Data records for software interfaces
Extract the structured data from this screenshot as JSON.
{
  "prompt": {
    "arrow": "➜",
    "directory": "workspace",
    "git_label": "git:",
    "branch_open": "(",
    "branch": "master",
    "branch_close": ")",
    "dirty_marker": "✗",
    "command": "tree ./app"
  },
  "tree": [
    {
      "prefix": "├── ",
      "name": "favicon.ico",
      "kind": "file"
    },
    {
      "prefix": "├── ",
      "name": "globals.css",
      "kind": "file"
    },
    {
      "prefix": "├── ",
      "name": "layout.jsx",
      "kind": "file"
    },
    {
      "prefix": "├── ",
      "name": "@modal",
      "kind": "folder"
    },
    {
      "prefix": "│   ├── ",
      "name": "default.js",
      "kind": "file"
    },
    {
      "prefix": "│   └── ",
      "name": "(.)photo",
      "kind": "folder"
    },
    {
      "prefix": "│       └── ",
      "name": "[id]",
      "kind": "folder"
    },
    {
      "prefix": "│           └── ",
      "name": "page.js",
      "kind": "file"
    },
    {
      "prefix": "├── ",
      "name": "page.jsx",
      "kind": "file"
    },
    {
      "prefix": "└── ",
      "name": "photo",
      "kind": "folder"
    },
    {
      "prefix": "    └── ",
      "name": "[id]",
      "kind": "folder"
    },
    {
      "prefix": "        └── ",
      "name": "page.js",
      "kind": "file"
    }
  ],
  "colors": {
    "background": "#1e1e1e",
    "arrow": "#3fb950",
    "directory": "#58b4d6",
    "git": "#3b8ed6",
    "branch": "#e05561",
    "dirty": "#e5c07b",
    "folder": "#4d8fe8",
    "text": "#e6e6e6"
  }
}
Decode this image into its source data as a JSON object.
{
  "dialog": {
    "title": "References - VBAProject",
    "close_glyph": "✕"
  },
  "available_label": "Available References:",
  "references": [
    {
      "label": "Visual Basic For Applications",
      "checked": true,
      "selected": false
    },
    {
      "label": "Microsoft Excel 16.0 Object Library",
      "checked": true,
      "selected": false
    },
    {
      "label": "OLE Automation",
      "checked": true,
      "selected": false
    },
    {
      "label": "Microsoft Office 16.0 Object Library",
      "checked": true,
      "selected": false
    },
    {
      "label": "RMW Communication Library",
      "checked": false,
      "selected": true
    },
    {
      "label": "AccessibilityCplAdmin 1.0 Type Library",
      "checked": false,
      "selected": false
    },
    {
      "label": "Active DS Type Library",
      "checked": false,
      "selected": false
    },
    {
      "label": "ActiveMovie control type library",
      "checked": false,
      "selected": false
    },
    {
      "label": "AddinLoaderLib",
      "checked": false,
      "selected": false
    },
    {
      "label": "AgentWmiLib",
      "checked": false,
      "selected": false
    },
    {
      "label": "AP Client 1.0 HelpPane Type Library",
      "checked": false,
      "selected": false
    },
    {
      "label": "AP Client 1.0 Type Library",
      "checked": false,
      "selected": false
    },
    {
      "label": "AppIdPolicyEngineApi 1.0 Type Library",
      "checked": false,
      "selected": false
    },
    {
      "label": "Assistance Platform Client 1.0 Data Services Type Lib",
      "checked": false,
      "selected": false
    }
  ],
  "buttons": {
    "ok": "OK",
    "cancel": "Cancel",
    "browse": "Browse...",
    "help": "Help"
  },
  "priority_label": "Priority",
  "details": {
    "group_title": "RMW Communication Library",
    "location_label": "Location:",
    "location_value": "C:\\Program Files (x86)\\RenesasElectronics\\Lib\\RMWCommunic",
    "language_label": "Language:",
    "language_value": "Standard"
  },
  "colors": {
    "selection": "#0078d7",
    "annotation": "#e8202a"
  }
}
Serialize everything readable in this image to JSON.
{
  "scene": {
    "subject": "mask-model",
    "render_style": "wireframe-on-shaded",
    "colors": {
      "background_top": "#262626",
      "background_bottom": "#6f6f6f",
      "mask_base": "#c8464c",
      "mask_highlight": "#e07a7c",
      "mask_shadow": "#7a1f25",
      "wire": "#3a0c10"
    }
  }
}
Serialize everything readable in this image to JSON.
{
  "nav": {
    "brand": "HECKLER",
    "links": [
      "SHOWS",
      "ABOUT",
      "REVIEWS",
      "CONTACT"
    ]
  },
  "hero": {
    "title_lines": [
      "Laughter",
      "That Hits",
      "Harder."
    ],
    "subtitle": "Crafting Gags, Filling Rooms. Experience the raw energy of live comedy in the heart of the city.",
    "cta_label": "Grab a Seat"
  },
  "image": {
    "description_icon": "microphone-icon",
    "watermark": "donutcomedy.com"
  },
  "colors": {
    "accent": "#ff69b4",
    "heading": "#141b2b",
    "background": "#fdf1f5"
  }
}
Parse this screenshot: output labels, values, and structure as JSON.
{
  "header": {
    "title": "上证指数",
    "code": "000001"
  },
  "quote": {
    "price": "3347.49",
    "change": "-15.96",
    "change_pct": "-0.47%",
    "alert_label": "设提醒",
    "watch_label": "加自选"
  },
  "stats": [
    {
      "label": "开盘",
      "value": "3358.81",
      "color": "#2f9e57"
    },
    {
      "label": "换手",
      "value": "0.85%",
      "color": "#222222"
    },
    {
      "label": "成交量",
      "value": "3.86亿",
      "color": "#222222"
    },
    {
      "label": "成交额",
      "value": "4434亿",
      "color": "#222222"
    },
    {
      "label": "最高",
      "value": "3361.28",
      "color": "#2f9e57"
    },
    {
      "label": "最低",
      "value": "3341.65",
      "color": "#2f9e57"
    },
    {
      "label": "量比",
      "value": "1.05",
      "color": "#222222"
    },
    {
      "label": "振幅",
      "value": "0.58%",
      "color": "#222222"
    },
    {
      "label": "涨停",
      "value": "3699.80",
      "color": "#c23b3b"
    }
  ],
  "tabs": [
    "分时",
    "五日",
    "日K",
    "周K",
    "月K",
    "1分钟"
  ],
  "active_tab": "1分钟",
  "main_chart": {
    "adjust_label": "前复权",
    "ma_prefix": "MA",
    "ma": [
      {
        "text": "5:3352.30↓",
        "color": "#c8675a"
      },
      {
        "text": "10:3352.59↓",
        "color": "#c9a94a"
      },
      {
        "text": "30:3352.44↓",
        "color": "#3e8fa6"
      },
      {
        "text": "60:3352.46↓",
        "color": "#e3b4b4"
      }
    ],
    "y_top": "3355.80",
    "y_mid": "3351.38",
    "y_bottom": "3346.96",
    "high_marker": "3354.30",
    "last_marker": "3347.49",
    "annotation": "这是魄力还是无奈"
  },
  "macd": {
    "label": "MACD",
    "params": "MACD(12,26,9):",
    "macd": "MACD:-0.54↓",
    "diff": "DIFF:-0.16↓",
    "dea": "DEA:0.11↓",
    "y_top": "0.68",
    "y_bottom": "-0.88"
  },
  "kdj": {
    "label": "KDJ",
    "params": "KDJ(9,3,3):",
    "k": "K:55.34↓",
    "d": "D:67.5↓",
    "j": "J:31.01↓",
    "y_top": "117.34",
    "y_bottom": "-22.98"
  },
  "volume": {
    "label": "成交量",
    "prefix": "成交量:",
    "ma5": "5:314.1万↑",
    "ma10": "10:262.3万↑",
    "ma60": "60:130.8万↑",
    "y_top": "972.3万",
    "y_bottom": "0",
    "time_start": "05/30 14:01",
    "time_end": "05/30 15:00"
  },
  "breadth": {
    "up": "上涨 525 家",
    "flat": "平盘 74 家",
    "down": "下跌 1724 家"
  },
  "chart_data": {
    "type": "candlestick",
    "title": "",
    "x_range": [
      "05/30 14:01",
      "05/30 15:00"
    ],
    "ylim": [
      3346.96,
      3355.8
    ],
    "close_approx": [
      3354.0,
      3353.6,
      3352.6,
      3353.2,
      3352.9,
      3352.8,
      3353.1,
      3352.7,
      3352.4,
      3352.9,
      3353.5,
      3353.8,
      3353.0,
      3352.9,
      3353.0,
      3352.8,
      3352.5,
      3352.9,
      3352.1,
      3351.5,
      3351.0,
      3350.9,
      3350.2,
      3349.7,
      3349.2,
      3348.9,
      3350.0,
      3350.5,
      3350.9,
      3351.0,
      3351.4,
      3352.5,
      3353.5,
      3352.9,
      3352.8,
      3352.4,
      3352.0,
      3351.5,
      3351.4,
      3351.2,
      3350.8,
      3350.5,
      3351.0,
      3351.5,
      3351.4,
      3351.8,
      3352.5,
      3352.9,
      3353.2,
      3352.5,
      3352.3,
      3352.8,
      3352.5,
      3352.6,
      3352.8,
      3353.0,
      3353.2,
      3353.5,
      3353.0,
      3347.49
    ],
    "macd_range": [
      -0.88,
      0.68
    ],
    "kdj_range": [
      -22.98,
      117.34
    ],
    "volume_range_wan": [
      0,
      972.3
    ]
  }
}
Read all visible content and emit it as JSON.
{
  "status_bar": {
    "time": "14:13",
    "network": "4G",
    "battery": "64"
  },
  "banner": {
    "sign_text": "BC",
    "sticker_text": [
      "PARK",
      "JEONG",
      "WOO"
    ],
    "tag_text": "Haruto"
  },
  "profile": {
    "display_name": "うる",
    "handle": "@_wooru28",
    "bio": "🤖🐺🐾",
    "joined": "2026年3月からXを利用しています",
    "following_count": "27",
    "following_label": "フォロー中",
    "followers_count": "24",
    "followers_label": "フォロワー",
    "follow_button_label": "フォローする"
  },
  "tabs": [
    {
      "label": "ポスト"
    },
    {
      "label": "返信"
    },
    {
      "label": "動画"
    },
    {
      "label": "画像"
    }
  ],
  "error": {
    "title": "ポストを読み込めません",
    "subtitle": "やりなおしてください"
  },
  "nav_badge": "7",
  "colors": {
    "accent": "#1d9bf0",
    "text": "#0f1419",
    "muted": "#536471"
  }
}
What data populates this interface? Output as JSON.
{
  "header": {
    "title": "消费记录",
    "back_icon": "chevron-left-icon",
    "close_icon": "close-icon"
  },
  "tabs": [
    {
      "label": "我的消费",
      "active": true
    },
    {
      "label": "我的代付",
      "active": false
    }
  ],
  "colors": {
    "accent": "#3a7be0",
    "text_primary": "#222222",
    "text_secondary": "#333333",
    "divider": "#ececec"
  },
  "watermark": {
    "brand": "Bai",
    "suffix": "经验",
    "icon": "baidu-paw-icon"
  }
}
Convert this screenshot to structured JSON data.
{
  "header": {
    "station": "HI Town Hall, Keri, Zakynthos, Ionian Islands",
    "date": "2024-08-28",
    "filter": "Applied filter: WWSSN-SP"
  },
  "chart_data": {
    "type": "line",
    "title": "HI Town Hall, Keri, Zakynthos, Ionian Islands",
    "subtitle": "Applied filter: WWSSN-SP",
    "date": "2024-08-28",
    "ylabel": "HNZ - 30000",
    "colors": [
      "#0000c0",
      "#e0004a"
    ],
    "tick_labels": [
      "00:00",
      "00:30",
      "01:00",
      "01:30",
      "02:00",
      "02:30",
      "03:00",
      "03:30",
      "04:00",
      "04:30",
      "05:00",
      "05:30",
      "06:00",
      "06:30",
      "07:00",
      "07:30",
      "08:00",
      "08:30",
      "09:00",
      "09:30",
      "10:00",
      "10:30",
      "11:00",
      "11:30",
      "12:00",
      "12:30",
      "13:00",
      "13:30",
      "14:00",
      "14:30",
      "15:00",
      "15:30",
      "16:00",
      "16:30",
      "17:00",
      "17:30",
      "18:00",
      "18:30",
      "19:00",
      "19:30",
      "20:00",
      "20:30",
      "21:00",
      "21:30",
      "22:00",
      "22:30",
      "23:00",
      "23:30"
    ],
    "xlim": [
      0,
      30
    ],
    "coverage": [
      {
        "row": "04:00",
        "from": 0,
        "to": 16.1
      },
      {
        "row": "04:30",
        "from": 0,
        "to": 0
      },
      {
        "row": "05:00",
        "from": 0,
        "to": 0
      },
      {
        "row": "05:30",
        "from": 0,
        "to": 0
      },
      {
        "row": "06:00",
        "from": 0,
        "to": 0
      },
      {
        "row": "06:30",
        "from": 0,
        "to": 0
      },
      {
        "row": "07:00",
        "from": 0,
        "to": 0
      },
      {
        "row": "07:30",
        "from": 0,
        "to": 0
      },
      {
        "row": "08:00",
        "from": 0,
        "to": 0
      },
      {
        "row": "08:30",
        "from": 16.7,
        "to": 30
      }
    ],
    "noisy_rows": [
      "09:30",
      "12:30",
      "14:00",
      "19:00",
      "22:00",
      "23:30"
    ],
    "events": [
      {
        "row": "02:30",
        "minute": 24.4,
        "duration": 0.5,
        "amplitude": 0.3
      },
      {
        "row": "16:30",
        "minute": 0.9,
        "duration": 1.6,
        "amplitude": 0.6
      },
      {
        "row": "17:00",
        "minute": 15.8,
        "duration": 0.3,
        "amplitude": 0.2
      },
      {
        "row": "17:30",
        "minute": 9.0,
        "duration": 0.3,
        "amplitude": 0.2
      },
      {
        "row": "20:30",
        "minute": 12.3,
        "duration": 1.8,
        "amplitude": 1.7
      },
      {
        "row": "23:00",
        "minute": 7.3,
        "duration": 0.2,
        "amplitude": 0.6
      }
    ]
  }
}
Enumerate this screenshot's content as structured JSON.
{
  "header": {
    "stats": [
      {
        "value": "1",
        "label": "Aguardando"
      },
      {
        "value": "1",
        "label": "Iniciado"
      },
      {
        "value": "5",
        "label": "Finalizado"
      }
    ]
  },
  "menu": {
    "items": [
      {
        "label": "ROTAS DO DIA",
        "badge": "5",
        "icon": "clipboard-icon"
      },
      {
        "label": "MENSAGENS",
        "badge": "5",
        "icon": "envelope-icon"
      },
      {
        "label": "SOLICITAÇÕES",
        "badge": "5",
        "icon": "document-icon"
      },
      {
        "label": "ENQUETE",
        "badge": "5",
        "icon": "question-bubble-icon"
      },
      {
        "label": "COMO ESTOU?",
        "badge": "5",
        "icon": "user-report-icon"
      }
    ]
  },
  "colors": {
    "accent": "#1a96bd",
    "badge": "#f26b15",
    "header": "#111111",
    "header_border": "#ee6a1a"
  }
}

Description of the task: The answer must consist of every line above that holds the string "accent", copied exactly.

Task answer:
    "accent": "#ff69b4",
    "accent": "#1d9bf0",
    "accent": "#3a7be0",
    "accent": "#1a96bd",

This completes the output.